## Element data from apps and pages
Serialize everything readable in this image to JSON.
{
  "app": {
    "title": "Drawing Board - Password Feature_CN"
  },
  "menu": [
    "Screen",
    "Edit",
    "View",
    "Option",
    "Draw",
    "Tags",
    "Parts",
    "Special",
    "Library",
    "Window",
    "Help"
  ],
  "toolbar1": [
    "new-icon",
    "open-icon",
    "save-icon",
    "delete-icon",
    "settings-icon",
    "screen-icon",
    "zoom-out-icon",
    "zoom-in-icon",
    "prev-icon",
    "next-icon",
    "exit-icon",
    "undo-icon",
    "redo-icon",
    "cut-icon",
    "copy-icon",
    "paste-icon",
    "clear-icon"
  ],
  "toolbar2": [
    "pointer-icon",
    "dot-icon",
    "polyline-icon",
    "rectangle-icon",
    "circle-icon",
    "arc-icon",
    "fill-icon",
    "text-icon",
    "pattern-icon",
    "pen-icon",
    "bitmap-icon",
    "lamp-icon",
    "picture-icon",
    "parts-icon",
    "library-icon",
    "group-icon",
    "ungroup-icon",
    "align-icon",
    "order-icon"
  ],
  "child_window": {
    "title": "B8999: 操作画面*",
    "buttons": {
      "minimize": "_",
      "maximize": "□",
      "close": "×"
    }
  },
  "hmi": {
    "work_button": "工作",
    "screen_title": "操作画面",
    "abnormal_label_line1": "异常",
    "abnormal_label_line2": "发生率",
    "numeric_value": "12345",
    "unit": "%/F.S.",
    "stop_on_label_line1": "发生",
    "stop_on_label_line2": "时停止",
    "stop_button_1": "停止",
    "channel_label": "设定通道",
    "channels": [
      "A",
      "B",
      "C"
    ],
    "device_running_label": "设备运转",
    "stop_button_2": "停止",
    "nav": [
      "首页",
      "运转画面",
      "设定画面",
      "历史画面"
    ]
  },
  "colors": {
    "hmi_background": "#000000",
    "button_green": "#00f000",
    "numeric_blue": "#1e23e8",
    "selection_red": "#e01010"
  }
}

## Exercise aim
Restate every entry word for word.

## The answer
Serialize everything readable in this image to JSON.
{
  "app": {
    "title": "Drawing Board - Password Feature_CN"
  },
  "menu": [
    "Screen",
    "Edit",
    "View",
    "Option",
    "Draw",
    "Tags",
    "Parts",
    "Special",
    "Library",
    "Window",
    "Help"
  ],
  "toolbar1": [
    "new-icon",
    "open-icon",
    "save-icon",
    "delete-icon",
    "settings-icon",
    "screen-icon",
    "zoom-out-icon",
    "zoom-in-icon",
    "prev-icon",
    "next-icon",
    "exit-icon",
    "undo-icon",
    "redo-icon",
    "cut-icon",
    "copy-icon",
    "paste-icon",
    "clear-icon"
  ],
  "toolbar2": [
    "pointer-icon",
    "dot-icon",
    "polyline-icon",
    "rectangle-icon",
    "circle-icon",
    "arc-icon",
    "fill-icon",
    "text-icon",
    "pattern-icon",
    "pen-icon",
    "bitmap-icon",
    "lamp-icon",
    "picture-icon",
    "parts-icon",
    "library-icon",
    "group-icon",
    "ungroup-icon",
    "align-icon",
    "order-icon"
  ],
  "child_window": {
    "title": "B8999: 操作画面*",
    "buttons": {
      "minimize": "_",
      "maximize": "□",
      "close": "×"
    }
  },
  "hmi": {
    "work_button": "工作",
    "screen_title": "操作画面",
    "abnormal_label_line1": "异常",
    "abnormal_label_line2": "发生率",
    "numeric_value": "12345",
    "unit": "%/F.S.",
    "stop_on_label_line1": "发生",
    "stop_on_label_line2": "时停止",
    "stop_button_1": "停止",
    "channel_label": "设定通道",
    "channels": [
      "A",
      "B",
      "C"
    ],
    "device_running_label": "设备运转",
    "stop_button_2": "停止",
    "nav": [
      "首页",
      "运转画面",
      "设定画面",
      "历史画面"
    ]
  },
  "colors": {
    "hmi_background": "#000000",
    "button_green": "#00f000",
    "numeric_blue": "#1e23e8",
    "selection_red": "#e01010"
  }
}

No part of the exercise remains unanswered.